Many people are passionate about both their pets and their property, and one theme where they sometimes converge is within your garden. There are many ways to achieve a pet-friendly garden that will both look and function optimally -- as long as you have the right simple concepts in mind, that is.

At Millcreek Gardens, we're happy to offer a huge range of gardening products and services to clients throughout Salt Lake City, from simple gardening tools to pest prevention products, soil and soil conditioners, and more. We also provide simple expertise on several possible gardening needs or themes, including how to set up and maintain a garden that's friendly and conducive to any pets who live on your property. This two-part blog series will look over several tips for approaching this theme.

pet-friendly garden plants chemicals

Dog-Friendly Plants

First and foremost, there are a number of different plants that are completely healthy to dogs, and will not raise any toxicity or risks if your pet happens to consume them. This is good news for gardeners who want a pet-friendly space that's also aesthetically pleasing; you don't have to worry about making too many concessions in terms of what plants you can or cannot include.

The list of plants to avoid in this realm includes monkshood, buttercup, daffodil, foxglove, anything in the lily family and a few others -- being aware of these can help you to avoid any accidental poisonings. But there are many, many plants that are safe for dogs and won't cause them any harm if ingested, including impatiens, rosemary, petunias, daisies and more.

Use Chemicals Sparingly

Because dogs and other pets will commonly eat grass or other plants within your garden, it's important to be judicious about the chemicals you use, if any. Dogs are more susceptible than humans to the effects of herbicides and pesticides, so even products that are labeled as safe for humans can pose a serious threat if used too frequently or in high concentrations.

The best rule of thumb is to either avoid using these chemicals altogether, or to use them in such a way that your pets will not have direct exposure. For example, you might apply herbicide before your dog has access to the garden, giving it time to dissipate before they're able to come into contact with the plants.

Fences and Boundaries

For those who want to be able to leave dogs and other pets in the yard without worrying about them running away or getting into something they're not supposed to, it's important to set up some clear boundaries. This usually means installing a fence that's tall enough and secure enough that your pet cannot escape.

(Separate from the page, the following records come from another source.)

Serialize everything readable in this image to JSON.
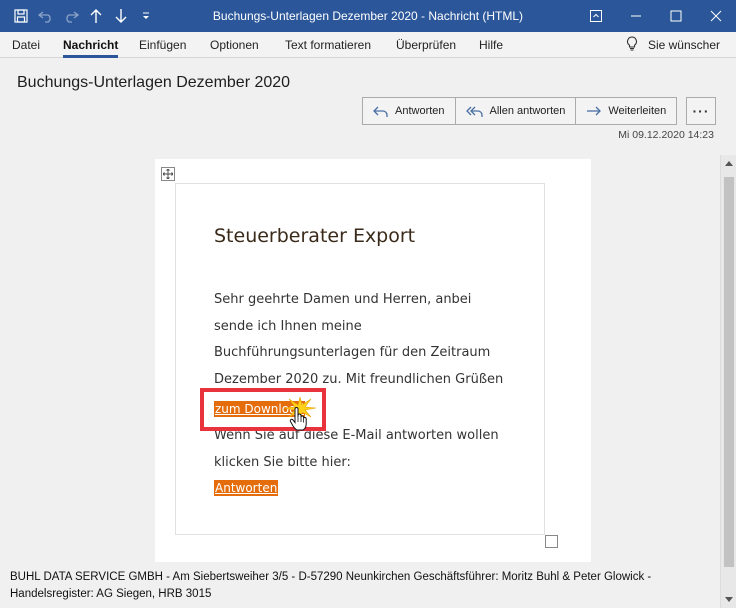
{
  "window": {
    "title": "Buchungs-Unterlagen Dezember 2020  -  Nachricht (HTML)"
  },
  "qat": {
    "icons": [
      "save-icon",
      "undo-icon",
      "redo-icon",
      "up-arrow-icon",
      "down-arrow-icon",
      "customize-icon"
    ]
  },
  "menu": {
    "items": [
      {
        "label": "Datei"
      },
      {
        "label": "Nachricht"
      },
      {
        "label": "Einfügen"
      },
      {
        "label": "Optionen"
      },
      {
        "label": "Text formatieren"
      },
      {
        "label": "Überprüfen"
      },
      {
        "label": "Hilfe"
      }
    ],
    "active": "Nachricht",
    "tellme": "Sie wünscher"
  },
  "header": {
    "subject": "Buchungs-Unterlagen Dezember 2020",
    "reply": "Antworten",
    "reply_all": "Allen antworten",
    "forward": "Weiterleiten",
    "more": "···",
    "datetime": "Mi 09.12.2020 14:23"
  },
  "mail": {
    "heading": "Steuerberater Export",
    "paragraph": "Sehr geehrte Damen und Herren, anbei sende ich Ihnen meine Buchführungsunterlagen für den Zeitraum Dezember 2020 zu. Mit freundlichen Grüßen",
    "download_link": "zum Download",
    "reply_text": "Wenn Sie auf diese E-Mail antworten wollen klicken Sie bitte hier:",
    "reply_link": "Antworten"
  },
  "footer": {
    "line1": "BUHL DATA SERVICE GMBH - Am Siebertsweiher 3/5 - D-57290 Neunkirchen Geschäftsführer: Moritz Buhl & Peter Glowick -",
    "line2": "Handelsregister: AG Siegen, HRB 3015"
  },
  "colors": {
    "titlebar": "#2b579a",
    "link_bg": "#e46c0a",
    "highlight": "#e8323c"
  }
}
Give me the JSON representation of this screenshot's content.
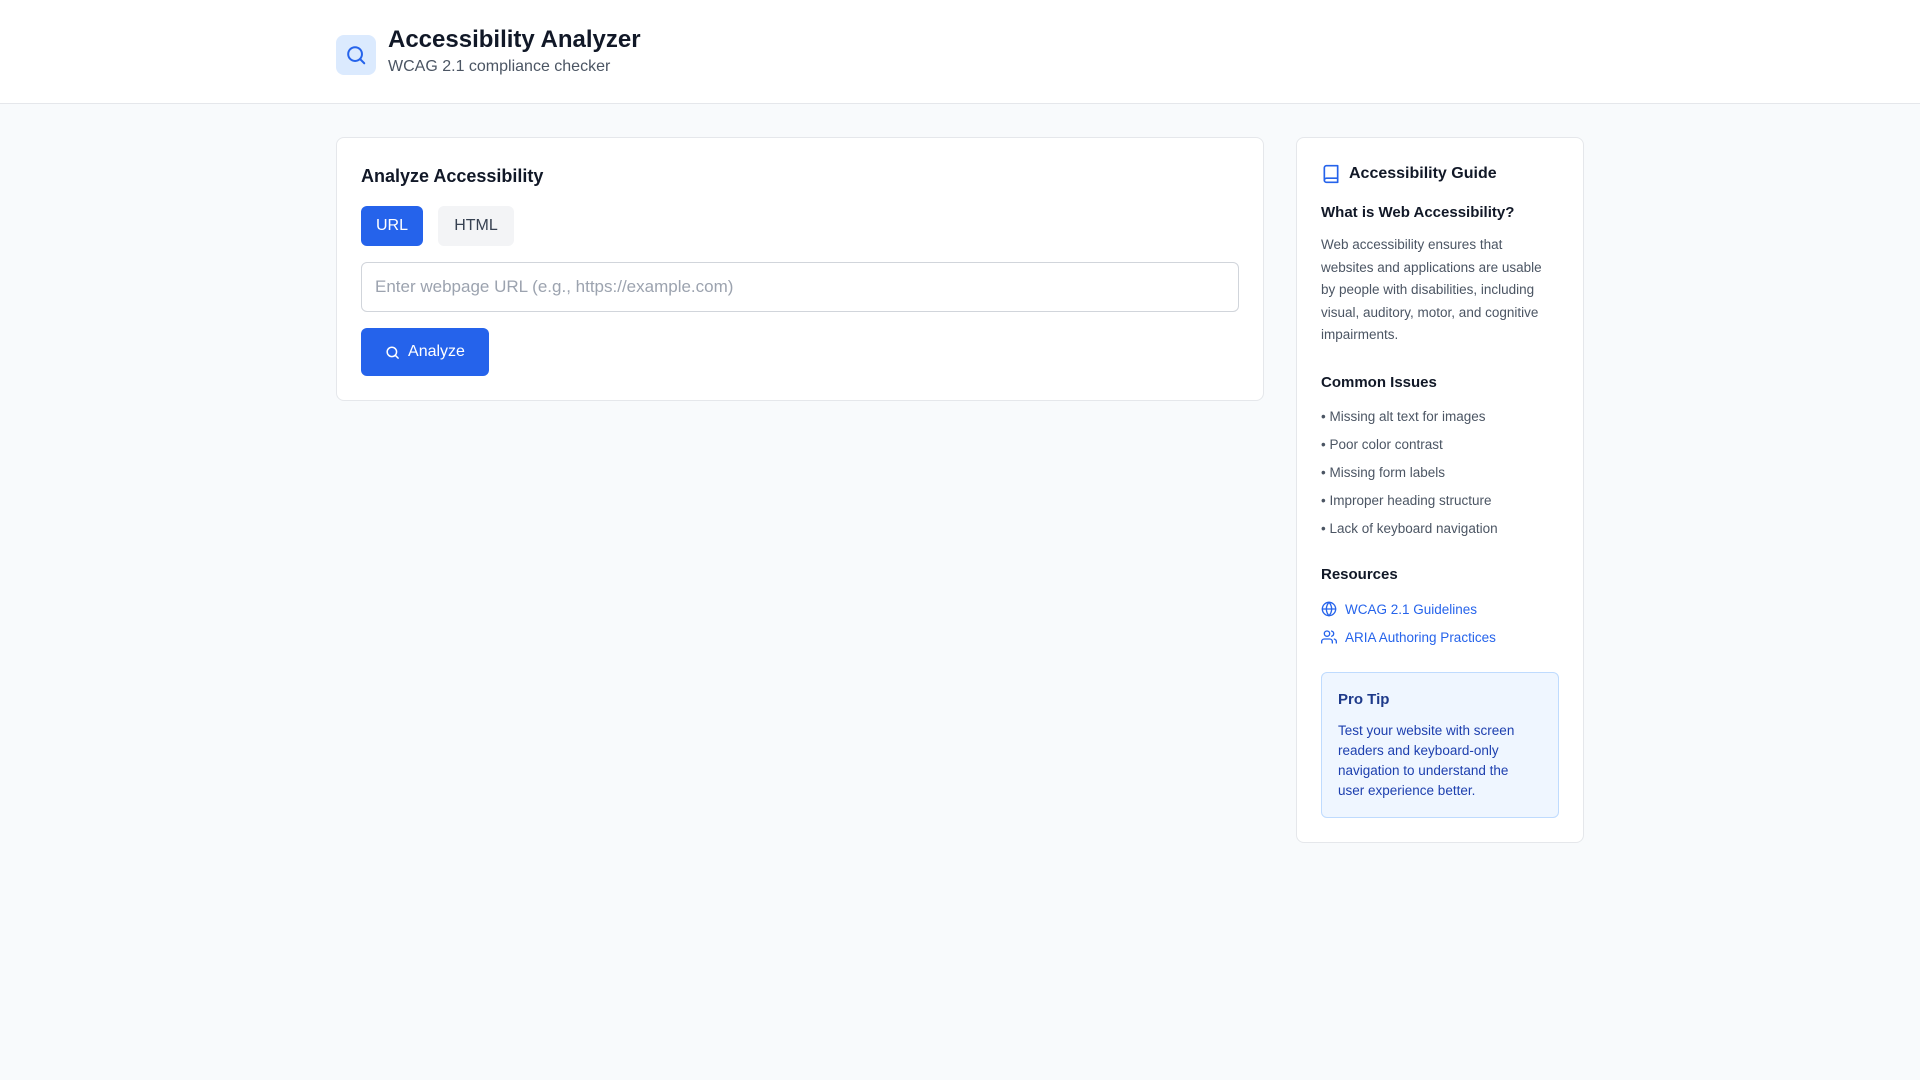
{
  "header": {
    "title": "Accessibility Analyzer",
    "subtitle": "WCAG 2.1 compliance checker",
    "logo_icon": "search-icon"
  },
  "analyzer": {
    "title": "Analyze Accessibility",
    "tabs": [
      {
        "label": "URL",
        "selected": true
      },
      {
        "label": "HTML",
        "selected": false
      }
    ],
    "url_input": {
      "value": "",
      "placeholder": "Enter webpage URL (e.g., https://example.com)"
    },
    "analyze_button": {
      "label": "Analyze",
      "icon": "search-icon"
    }
  },
  "guide": {
    "title": "Accessibility Guide",
    "icon": "book-icon",
    "what_is": {
      "heading": "What is Web Accessibility?",
      "lines": [
        "Web accessibility ensures that",
        "websites and applications are usable",
        "by people with disabilities, including",
        "visual, auditory, motor, and cognitive",
        "impairments."
      ]
    },
    "common_issues": {
      "heading": "Common Issues",
      "items": [
        "• Missing alt text for images",
        "• Poor color contrast",
        "• Missing form labels",
        "• Improper heading structure",
        "• Lack of keyboard navigation"
      ]
    },
    "resources": {
      "heading": "Resources",
      "links": [
        {
          "label": "WCAG 2.1 Guidelines",
          "icon": "globe-icon"
        },
        {
          "label": "ARIA Authoring Practices",
          "icon": "users-icon"
        }
      ]
    },
    "pro_tip": {
      "title": "Pro Tip",
      "lines": [
        "Test your website with screen",
        "readers and keyboard-only",
        "navigation to understand the",
        "user experience better."
      ]
    }
  },
  "colors": {
    "accent": "#2563eb",
    "page_background": "#f8fafc",
    "tip_background": "#eff6ff"
  }
}
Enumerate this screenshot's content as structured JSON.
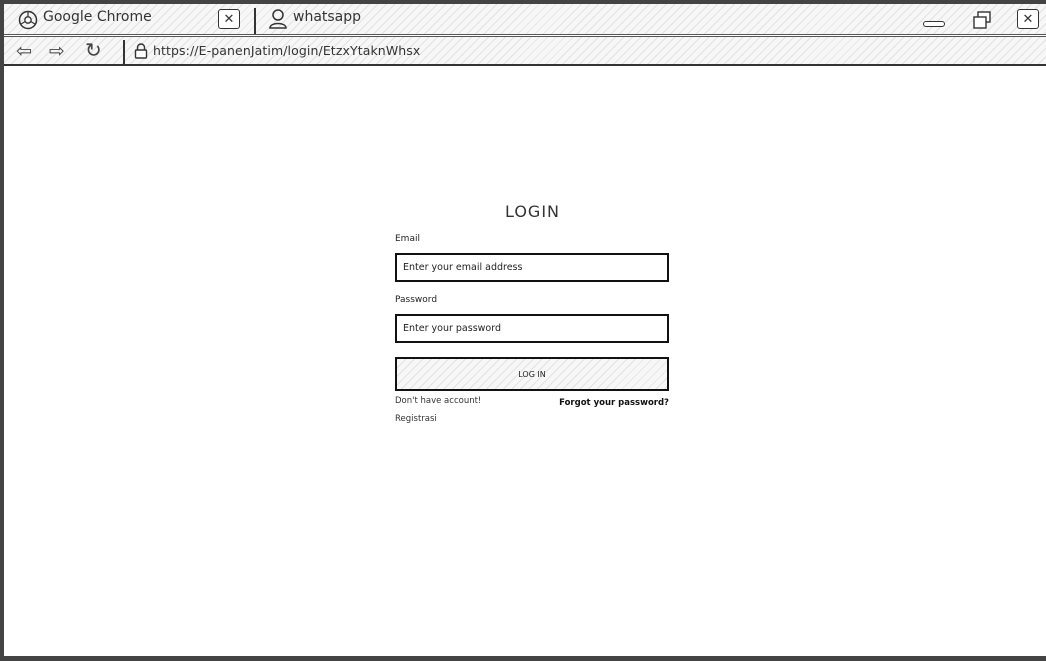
{
  "browser": {
    "app_title": "Google Chrome",
    "tab_title": "whatsapp",
    "url": "https://E-panenJatim/login/EtzxYtaknWhsx"
  },
  "login": {
    "title": "LOGIN",
    "email_label": "Email",
    "email_placeholder": "Enter your email address",
    "password_label": "Password",
    "password_placeholder": "Enter your password",
    "submit_label": "LOG IN",
    "no_account_text": "Don't have account!",
    "forgot_link": "Forgot your password?",
    "register_link": "Registrasi"
  }
}
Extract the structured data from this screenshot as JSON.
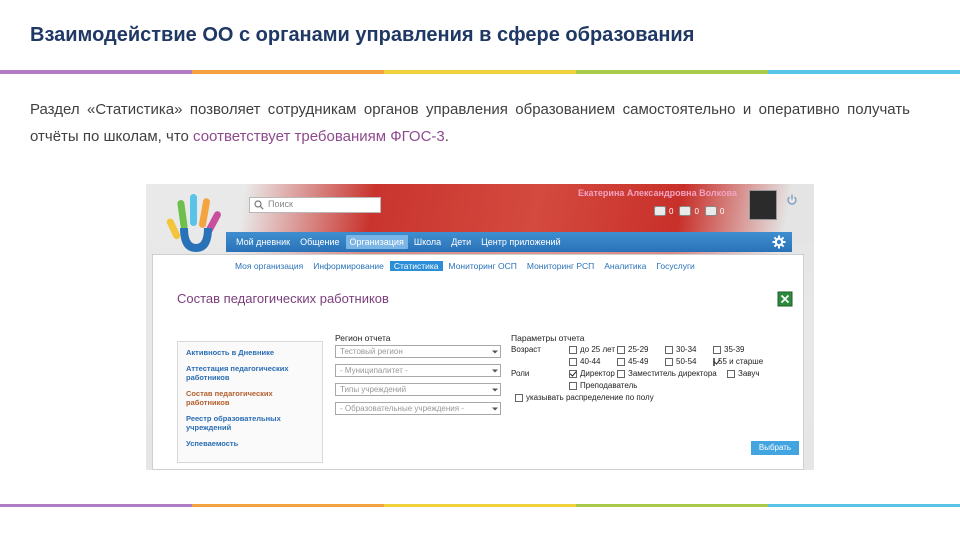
{
  "slide": {
    "title": "Взаимодействие ОО с органами управления в сфере образования",
    "intro_part1": "Раздел «Статистика» позволяет сотрудникам органов управления образованием самостоятельно и оперативно получать отчёты по школам, что ",
    "intro_highlight": "соответствует требованиям ФГОС-3",
    "intro_part3": ".",
    "stripe_colors": [
      "#b07cc6",
      "#f4a340",
      "#f2d23a",
      "#a8c94a",
      "#59c4e8"
    ]
  },
  "app": {
    "user_name": "Екатерина Александровна Волкова",
    "search_placeholder": "Поиск",
    "counters": [
      "0",
      "0",
      "0"
    ],
    "nav": [
      {
        "label": "Мой дневник"
      },
      {
        "label": "Общение"
      },
      {
        "label": "Организация",
        "active": true
      },
      {
        "label": "Школа"
      },
      {
        "label": "Дети"
      },
      {
        "label": "Центр приложений"
      }
    ],
    "subnav": [
      {
        "label": "Моя организация"
      },
      {
        "label": "Информирование"
      },
      {
        "label": "Статистика",
        "active": true
      },
      {
        "label": "Мониторинг ОСП"
      },
      {
        "label": "Мониторинг РСП"
      },
      {
        "label": "Аналитика"
      },
      {
        "label": "Госуслуги"
      }
    ],
    "page_title": "Состав педагогических работников",
    "sidebar": [
      {
        "label": "Активность в Дневнике"
      },
      {
        "label": "Аттестация педагогических работников"
      },
      {
        "label": "Состав педагогических работников",
        "active": true
      },
      {
        "label": "Реестр образовательных учреждений"
      },
      {
        "label": "Успеваемость"
      }
    ],
    "region": {
      "label": "Регион отчета",
      "selects": [
        "Тестовый регион",
        "- Муниципалитет -",
        "Типы учреждений",
        "- Образовательные учреждения -"
      ]
    },
    "params": {
      "label": "Параметры отчета",
      "age_label": "Возраст",
      "ages": [
        {
          "label": "до 25 лет",
          "checked": false
        },
        {
          "label": "25-29",
          "checked": false
        },
        {
          "label": "30-34",
          "checked": false
        },
        {
          "label": "35-39",
          "checked": false
        },
        {
          "label": "40-44",
          "checked": false
        },
        {
          "label": "45-49",
          "checked": false
        },
        {
          "label": "50-54",
          "checked": false
        },
        {
          "label": "55 и старше",
          "checked": true
        }
      ],
      "roles_label": "Роли",
      "roles": [
        {
          "label": "Директор",
          "checked": true
        },
        {
          "label": "Заместитель директора",
          "checked": false
        },
        {
          "label": "Завуч",
          "checked": false
        },
        {
          "label": "Преподаватель",
          "checked": false
        }
      ],
      "gender_distribution": "указывать распределение по полу"
    },
    "select_button": "Выбрать"
  }
}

Of course, this isn't always possible or practical, depending on the size and layout of your property. In this case, you'll need to get creative, using things like landscaping features, garden gnomes or other lawn decorations to serve as a physical boundary that your pet will understand not to cross. Obviously, proper training of pets is essential to make any of these efforts successful.

You might also consider using an invisible fence, which uses radio waves to create an invisible boundary that will cause a mild shock if crossed. These can be effective, but they also require special training and conditioning for the animal.

In part two of our series, we'll go over some further themes here. For more on a pet-friendly garden, or to learn about any of our nursery or garden center services for clients throughout SLC, speak to our team at Millcreek Gardens today.